+++ Data for the task
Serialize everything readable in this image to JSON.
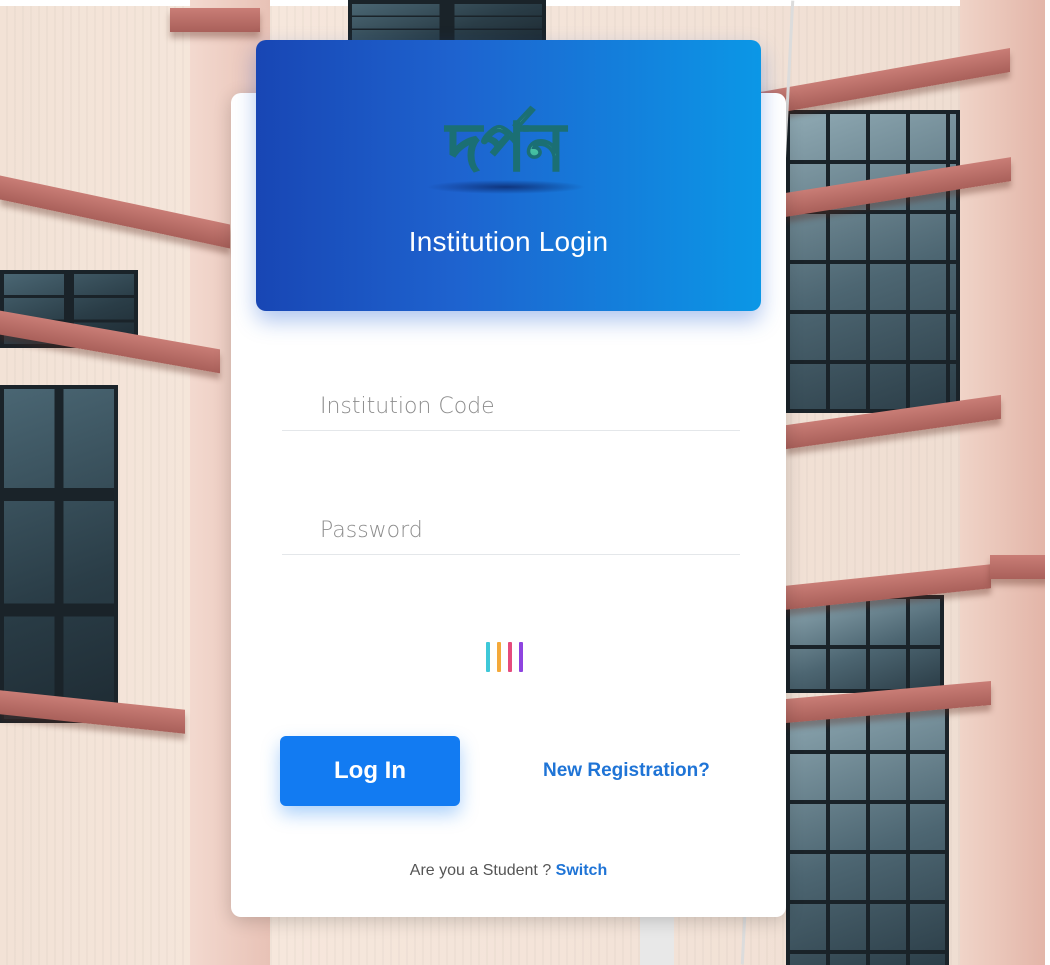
{
  "header": {
    "logo_text": "দর্পন",
    "title": "Institution Login"
  },
  "form": {
    "institution_code": {
      "placeholder": "Institution Code",
      "value": ""
    },
    "password": {
      "placeholder": "Password",
      "value": ""
    }
  },
  "captcha": {
    "bar_colors": [
      "#3ec8d8",
      "#f4a93a",
      "#e54b7d",
      "#8e44e0"
    ]
  },
  "actions": {
    "login_label": "Log In",
    "new_registration_label": "New Registration?"
  },
  "footer": {
    "student_prompt": "Are you a Student ? ",
    "switch_label": "Switch"
  },
  "colors": {
    "header_start": "#1846b4",
    "header_end": "#0b97e6",
    "primary_button": "#127bf2",
    "link": "#1f74d6"
  }
}
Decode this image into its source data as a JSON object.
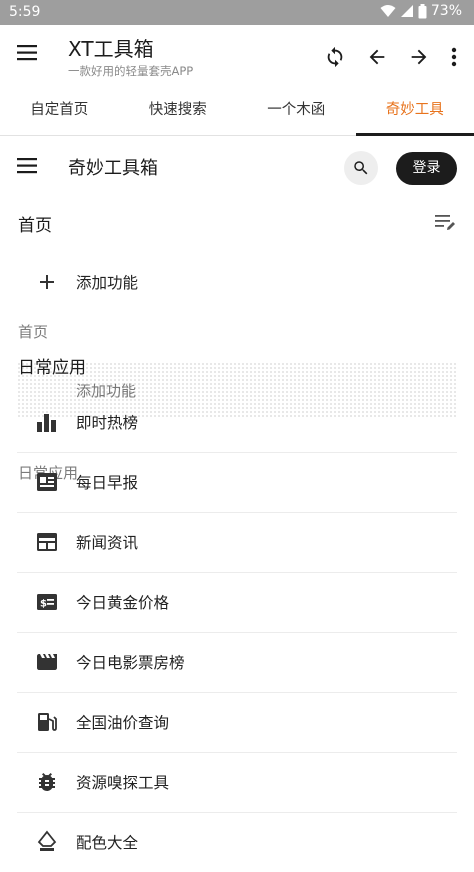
{
  "status": {
    "time": "5:59",
    "battery": "73%"
  },
  "app": {
    "title": "XT工具箱",
    "subtitle": "一款好用的轻量套壳APP"
  },
  "tabs": [
    {
      "label": "自定首页",
      "active": false
    },
    {
      "label": "快速搜索",
      "active": false
    },
    {
      "label": "一个木函",
      "active": false
    },
    {
      "label": "奇妙工具",
      "active": true
    }
  ],
  "inner": {
    "title": "奇妙工具箱",
    "login_label": "登录"
  },
  "home": {
    "title": "首页",
    "add_label": "添加功能"
  },
  "daily": {
    "title": "日常应用",
    "items": [
      {
        "label": "即时热榜",
        "icon": "bar-chart-icon"
      },
      {
        "label": "每日早报",
        "icon": "newspaper-icon"
      },
      {
        "label": "新闻资讯",
        "icon": "web-news-icon"
      },
      {
        "label": "今日黄金价格",
        "icon": "price-tag-icon"
      },
      {
        "label": "今日电影票房榜",
        "icon": "movie-icon"
      },
      {
        "label": "全国油价查询",
        "icon": "gas-station-icon"
      },
      {
        "label": "资源嗅探工具",
        "icon": "bug-icon"
      },
      {
        "label": "配色大全",
        "icon": "palette-icon"
      }
    ]
  },
  "ghost": {
    "home": "首页",
    "add": "添加功能",
    "daily": "日常应用"
  },
  "colors": {
    "accent": "#e8741e",
    "dark": "#1c1c1c",
    "status_bar": "#9e9e9e"
  }
}
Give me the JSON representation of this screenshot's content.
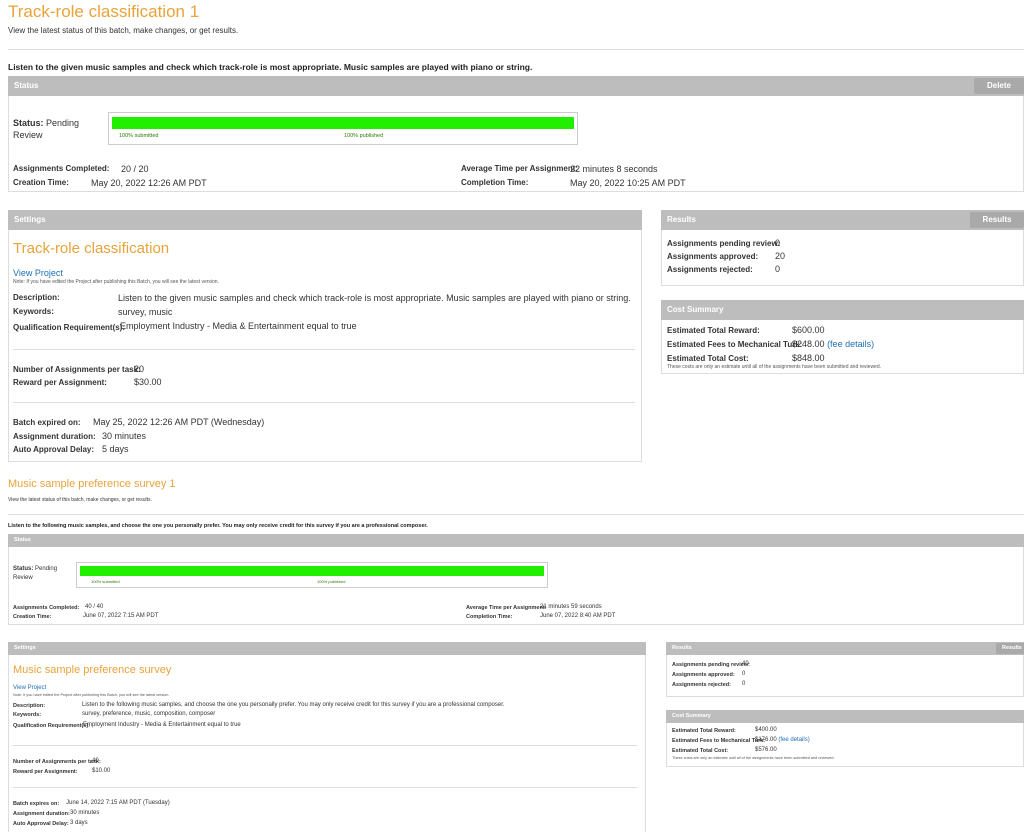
{
  "batches": [
    {
      "title": "Track-role classification 1",
      "subtitle": "View the latest status of this batch, make changes, or get results.",
      "description": "Listen to the given music samples and check which track-role is most appropriate. Music samples are played with piano or string.",
      "status": {
        "header": "Status",
        "delete_label": "Delete",
        "status_label": "Status:",
        "status_value": "Pending",
        "status_value2": "Review",
        "submitted_label": "100% submitted",
        "published_label": "100% published",
        "submitted_pct": 100,
        "published_pct": 100,
        "assignments_completed_label": "Assignments Completed:",
        "assignments_completed": "20 / 20",
        "creation_time_label": "Creation Time:",
        "creation_time": "May 20, 2022 12:26 AM PDT",
        "avg_time_label": "Average Time per Assignment:",
        "avg_time": "22 minutes 8 seconds",
        "completion_time_label": "Completion Time:",
        "completion_time": "May 20, 2022 10:25 AM PDT"
      },
      "settings": {
        "header": "Settings",
        "project_name": "Track-role classification",
        "view_project": "View Project",
        "note": "Note: If you have edited the Project after publishing this Batch, you will see the latest version.",
        "description_label": "Description:",
        "description_value": "Listen to the given music samples and check which track-role is most appropriate. Music samples are played with piano or string.",
        "keywords_label": "Keywords:",
        "keywords_value": "survey, music",
        "qualification_label": "Qualification Requirement(s):",
        "qualification_value": "Employment Industry - Media & Entertainment equal to true",
        "num_assignments_label": "Number of Assignments per task:",
        "num_assignments_value": "20",
        "reward_label": "Reward per Assignment:",
        "reward_value": "$30.00",
        "expires_label": "Batch expired on:",
        "expires_value": "May 25, 2022 12:26 AM PDT (Wednesday)",
        "duration_label": "Assignment duration:",
        "duration_value": "30 minutes",
        "auto_approval_label": "Auto Approval Delay:",
        "auto_approval_value": "5 days"
      },
      "results": {
        "header": "Results",
        "button_label": "Results",
        "pending_label": "Assignments pending review:",
        "pending_value": "0",
        "approved_label": "Assignments approved:",
        "approved_value": "20",
        "rejected_label": "Assignments rejected:",
        "rejected_value": "0"
      },
      "cost": {
        "header": "Cost Summary",
        "reward_label": "Estimated Total Reward:",
        "reward_value": "$600.00",
        "fees_label": "Estimated Fees to Mechanical Turk:",
        "fees_value": "$248.00",
        "fee_details": "(fee details)",
        "total_label": "Estimated Total Cost:",
        "total_value": "$848.00",
        "note": "These costs are only an estimate until all of the assignments have been submitted and reviewed."
      }
    },
    {
      "title": "Music sample preference survey 1",
      "subtitle": "View the latest status of this batch, make changes, or get results.",
      "description": "Listen to the following music samples, and choose the one you personally prefer. You may only receive credit for this survey if you are a professional composer.",
      "status": {
        "header": "Status",
        "status_label": "Status:",
        "status_value": "Pending",
        "status_value2": "Review",
        "submitted_label": "100% submitted",
        "published_label": "100% published",
        "submitted_pct": 100,
        "published_pct": 100,
        "assignments_completed_label": "Assignments Completed:",
        "assignments_completed": "40 / 40",
        "creation_time_label": "Creation Time:",
        "creation_time": "June 07, 2022 7:15 AM PDT",
        "avg_time_label": "Average Time per Assignment:",
        "avg_time": "21 minutes 59 seconds",
        "completion_time_label": "Completion Time:",
        "completion_time": "June 07, 2022 8:40 AM PDT"
      },
      "settings": {
        "header": "Settings",
        "project_name": "Music sample preference survey",
        "view_project": "View Project",
        "note": "Note: If you have edited the Project after publishing this Batch, you will see the latest version.",
        "description_label": "Description:",
        "description_value": "Listen to the following music samples, and choose the one you personally prefer. You may only receive credit for this survey if you are a professional composer.",
        "keywords_label": "Keywords:",
        "keywords_value": "survey, preference, music, composition, composer",
        "qualification_label": "Qualification Requirement(s):",
        "qualification_value": "Employment Industry - Media & Entertainment equal to true",
        "num_assignments_label": "Number of Assignments per task:",
        "num_assignments_value": "40",
        "reward_label": "Reward per Assignment:",
        "reward_value": "$10.00",
        "expires_label": "Batch expires on:",
        "expires_value": "June 14, 2022 7:15 AM PDT (Tuesday)",
        "duration_label": "Assignment duration:",
        "duration_value": "30 minutes",
        "auto_approval_label": "Auto Approval Delay:",
        "auto_approval_value": "3 days"
      },
      "results": {
        "header": "Results",
        "button_label": "Results",
        "pending_label": "Assignments pending review:",
        "pending_value": "40",
        "approved_label": "Assignments approved:",
        "approved_value": "0",
        "rejected_label": "Assignments rejected:",
        "rejected_value": "0"
      },
      "cost": {
        "header": "Cost Summary",
        "reward_label": "Estimated Total Reward:",
        "reward_value": "$400.00",
        "fees_label": "Estimated Fees to Mechanical Turk:",
        "fees_value": "$176.00",
        "fee_details": "(fee details)",
        "total_label": "Estimated Total Cost:",
        "total_value": "$576.00",
        "note": "These costs are only an estimate until all of the assignments have been submitted and reviewed."
      }
    }
  ]
}
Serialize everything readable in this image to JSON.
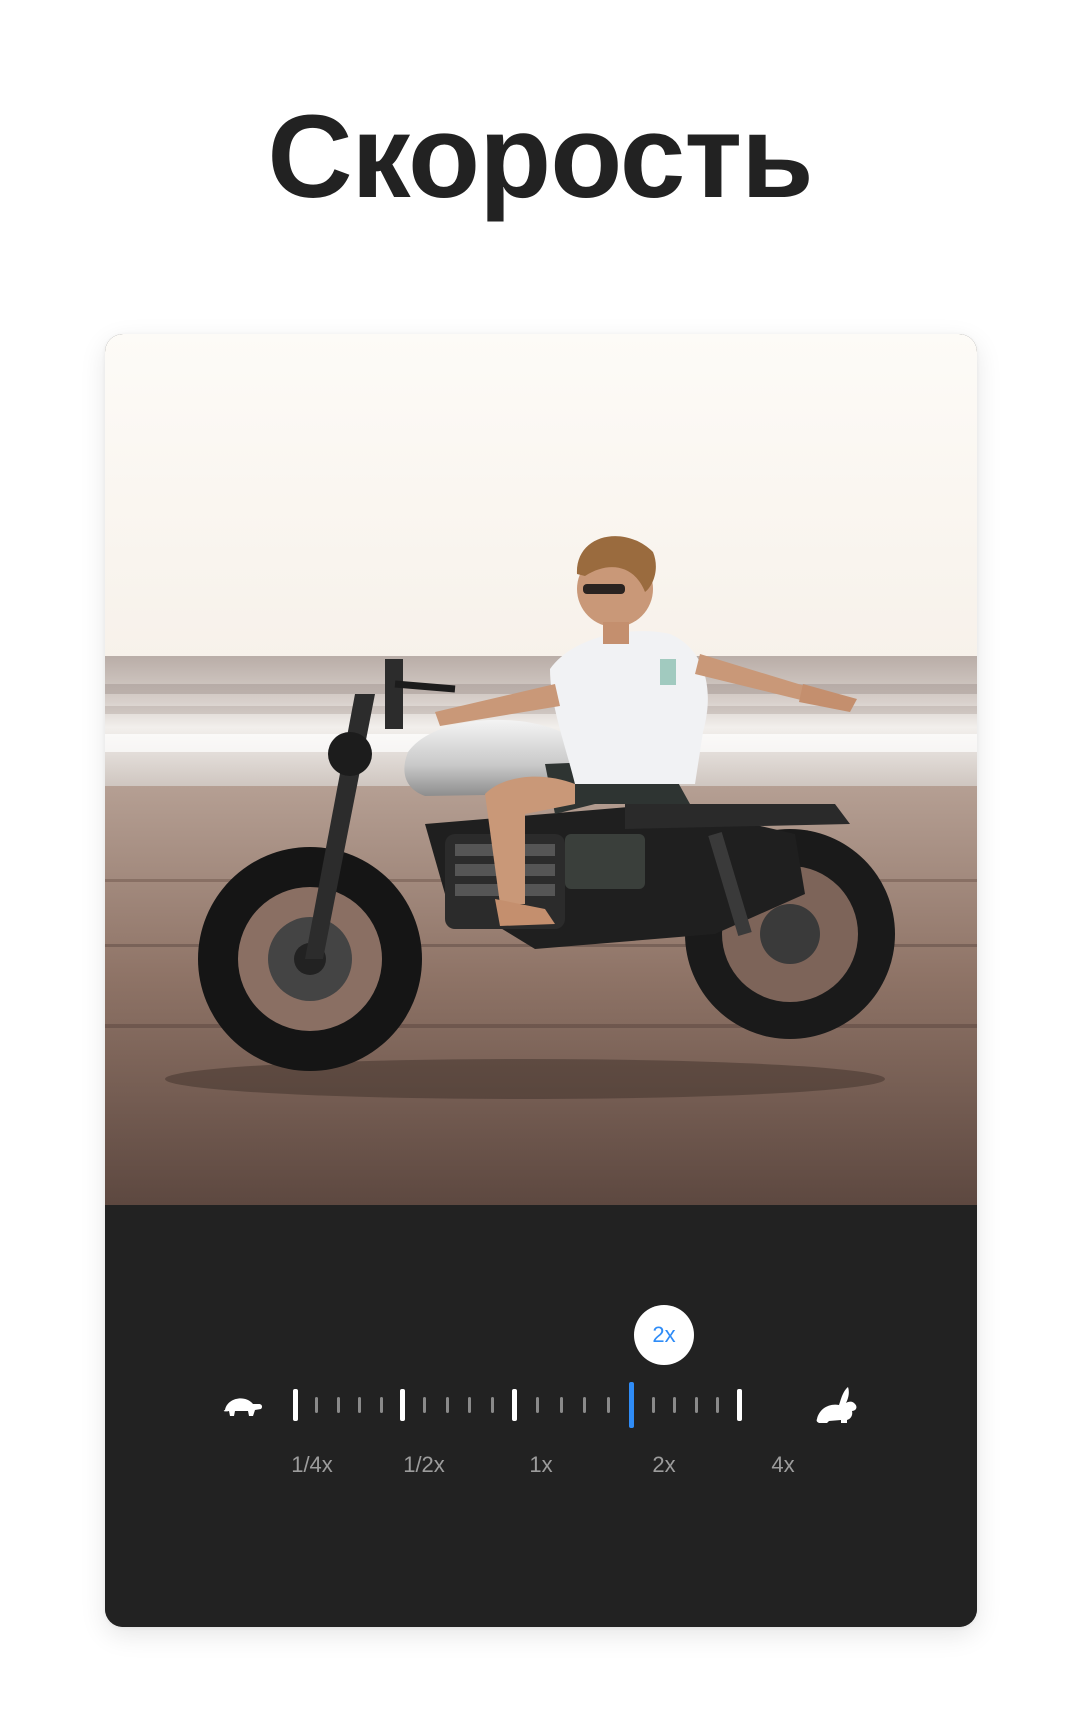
{
  "title": "Скорость",
  "speed_control": {
    "current_value": "2x",
    "slow_icon": "turtle-icon",
    "fast_icon": "rabbit-icon",
    "options": [
      "1/4x",
      "1/2x",
      "1x",
      "2x",
      "4x"
    ],
    "selected_index": 3,
    "accent_color": "#2f8cf7"
  },
  "colors": {
    "panel": "#222222",
    "title": "#222222",
    "tick_major": "#ffffff",
    "tick_minor": "#8a8a8a",
    "label": "#9c9c9c"
  }
}
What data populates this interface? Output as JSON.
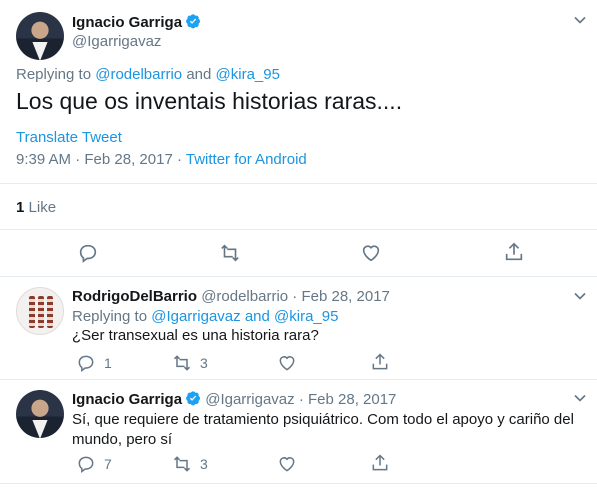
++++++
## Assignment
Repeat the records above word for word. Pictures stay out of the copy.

## Answer to this problem
Serialize everything readable in this image to JSON.
{
  "header": {
    "logo_text": "দর্পন",
    "title": "Institution Login"
  },
  "form": {
    "institution_code": {
      "placeholder": "Institution Code",
      "value": ""
    },
    "password": {
      "placeholder": "Password",
      "value": ""
    }
  },
  "captcha": {
    "bar_colors": [
      "#3ec8d8",
      "#f4a93a",
      "#e54b7d",
      "#8e44e0"
    ]
  },
  "actions": {
    "login_label": "Log In",
    "new_registration_label": "New Registration?"
  },
  "footer": {
    "student_prompt": "Are you a Student ? ",
    "switch_label": "Switch"
  },
  "colors": {
    "header_start": "#1846b4",
    "header_end": "#0b97e6",
    "primary_button": "#127bf2",
    "link": "#1f74d6"
  }
}
Decode this image into its source data as a JSON object.
{
  "status": {
    "time": "5:59",
    "battery": "73%"
  },
  "app": {
    "title": "XT工具箱",
    "subtitle": "一款好用的轻量套壳APP"
  },
  "tabs": [
    {
      "label": "自定首页",
      "active": false
    },
    {
      "label": "快速搜索",
      "active": false
    },
    {
      "label": "一个木函",
      "active": false
    },
    {
      "label": "奇妙工具",
      "active": true
    }
  ],
  "inner": {
    "title": "奇妙工具箱",
    "login_label": "登录"
  },
  "home": {
    "title": "首页",
    "add_label": "添加功能"
  },
  "daily": {
    "title": "日常应用",
    "items": [
      {
        "label": "即时热榜",
        "icon": "bar-chart-icon"
      },
      {
        "label": "每日早报",
        "icon": "newspaper-icon"
      },
      {
        "label": "新闻资讯",
        "icon": "web-news-icon"
      },
      {
        "label": "今日黄金价格",
        "icon": "price-tag-icon"
      },
      {
        "label": "今日电影票房榜",
        "icon": "movie-icon"
      },
      {
        "label": "全国油价查询",
        "icon": "gas-station-icon"
      },
      {
        "label": "资源嗅探工具",
        "icon": "bug-icon"
      },
      {
        "label": "配色大全",
        "icon": "palette-icon"
      }
    ]
  },
  "ghost": {
    "home": "首页",
    "add": "添加功能",
    "daily": "日常应用"
  },
  "colors": {
    "accent": "#e8741e",
    "dark": "#1c1c1c",
    "status_bar": "#9e9e9e"
  }
}
Give me the JSON representation of this screenshot's content.
{
  "batches": [
    {
      "title": "Track-role classification 1",
      "subtitle": "View the latest status of this batch, make changes, or get results.",
      "description": "Listen to the given music samples and check which track-role is most appropriate. Music samples are played with piano or string.",
      "status": {
        "header": "Status",
        "delete_label": "Delete",
        "status_label": "Status:",
        "status_value": "Pending",
        "status_value2": "Review",
        "submitted_label": "100% submitted",
        "published_label": "100% published",
        "submitted_pct": 100,
        "published_pct": 100,
        "assignments_completed_label": "Assignments Completed:",
        "assignments_completed": "20 / 20",
        "creation_time_label": "Creation Time:",
        "creation_time": "May 20, 2022 12:26 AM PDT",
        "avg_time_label": "Average Time per Assignment:",
        "avg_time": "22 minutes 8 seconds",
        "completion_time_label": "Completion Time:",
        "completion_time": "May 20, 2022 10:25 AM PDT"
      },
      "settings": {
        "header": "Settings",
        "project_name": "Track-role classification",
        "view_project": "View Project",
        "note": "Note: If you have edited the Project after publishing this Batch, you will see the latest version.",
        "description_label": "Description:",
        "description_value": "Listen to the given music samples and check which track-role is most appropriate. Music samples are played with piano or string.",
        "keywords_label": "Keywords:",
        "keywords_value": "survey, music",
        "qualification_label": "Qualification Requirement(s):",
        "qualification_value": "Employment Industry - Media & Entertainment equal to true",
        "num_assignments_label": "Number of Assignments per task:",
        "num_assignments_value": "20",
        "reward_label": "Reward per Assignment:",
        "reward_value": "$30.00",
        "expires_label": "Batch expired on:",
        "expires_value": "May 25, 2022 12:26 AM PDT (Wednesday)",
        "duration_label": "Assignment duration:",
        "duration_value": "30 minutes",
        "auto_approval_label": "Auto Approval Delay:",
        "auto_approval_value": "5 days"
      },
      "results": {
        "header": "Results",
        "button_label": "Results",
        "pending_label": "Assignments pending review:",
        "pending_value": "0",
        "approved_label": "Assignments approved:",
        "approved_value": "20",
        "rejected_label": "Assignments rejected:",
        "rejected_value": "0"
      },
      "cost": {
        "header": "Cost Summary",
        "reward_label": "Estimated Total Reward:",
        "reward_value": "$600.00",
        "fees_label": "Estimated Fees to Mechanical Turk:",
        "fees_value": "$248.00",
        "fee_details": "(fee details)",
        "total_label": "Estimated Total Cost:",
        "total_value": "$848.00",
        "note": "These costs are only an estimate until all of the assignments have been submitted and reviewed."
      }
    },
    {
      "title": "Music sample preference survey 1",
      "subtitle": "View the latest status of this batch, make changes, or get results.",
      "description": "Listen to the following music samples, and choose the one you personally prefer. You may only receive credit for this survey if you are a professional composer.",
      "status": {
        "header": "Status",
        "status_label": "Status:",
        "status_value": "Pending",
        "status_value2": "Review",
        "submitted_label": "100% submitted",
        "published_label": "100% published",
        "submitted_pct": 100,
        "published_pct": 100,
        "assignments_completed_label": "Assignments Completed:",
        "assignments_completed": "40 / 40",
        "creation_time_label": "Creation Time:",
        "creation_time": "June 07, 2022 7:15 AM PDT",
        "avg_time_label": "Average Time per Assignment:",
        "avg_time": "21 minutes 59 seconds",
        "completion_time_label": "Completion Time:",
        "completion_time": "June 07, 2022 8:40 AM PDT"
      },
      "settings": {
        "header": "Settings",
        "project_name": "Music sample preference survey",
        "view_project": "View Project",
        "note": "Note: If you have edited the Project after publishing this Batch, you will see the latest version.",
        "description_label": "Description:",
        "description_value": "Listen to the following music samples, and choose the one you personally prefer. You may only receive credit for this survey if you are a professional composer.",
        "keywords_label": "Keywords:",
        "keywords_value": "survey, preference, music, composition, composer",
        "qualification_label": "Qualification Requirement(s):",
        "qualification_value": "Employment Industry - Media & Entertainment equal to true",
        "num_assignments_label": "Number of Assignments per task:",
        "num_assignments_value": "40",
        "reward_label": "Reward per Assignment:",
        "reward_value": "$10.00",
        "expires_label": "Batch expires on:",
        "expires_value": "June 14, 2022 7:15 AM PDT (Tuesday)",
        "duration_label": "Assignment duration:",
        "duration_value": "30 minutes",
        "auto_approval_label": "Auto Approval Delay:",
        "auto_approval_value": "3 days"
      },
      "results": {
        "header": "Results",
        "button_label": "Results",
        "pending_label": "Assignments pending review:",
        "pending_value": "40",
        "approved_label": "Assignments approved:",
        "approved_value": "0",
        "rejected_label": "Assignments rejected:",
        "rejected_value": "0"
      },
      "cost": {
        "header": "Cost Summary",
        "reward_label": "Estimated Total Reward:",
        "reward_value": "$400.00",
        "fees_label": "Estimated Fees to Mechanical Turk:",
        "fees_value": "$176.00",
        "fee_details": "(fee details)",
        "total_label": "Estimated Total Cost:",
        "total_value": "$576.00",
        "note": "These costs are only an estimate until all of the assignments have been submitted and reviewed."
      }
    }
  ]
}
Serialize everything readable in this image to JSON.
{
  "title": "Скорость",
  "speed_control": {
    "current_value": "2x",
    "slow_icon": "turtle-icon",
    "fast_icon": "rabbit-icon",
    "options": [
      "1/4x",
      "1/2x",
      "1x",
      "2x",
      "4x"
    ],
    "selected_index": 3,
    "accent_color": "#2f8cf7"
  },
  "colors": {
    "panel": "#222222",
    "title": "#222222",
    "tick_major": "#ffffff",
    "tick_minor": "#8a8a8a",
    "label": "#9c9c9c"
  }
}
What data populates this interface? Output as JSON.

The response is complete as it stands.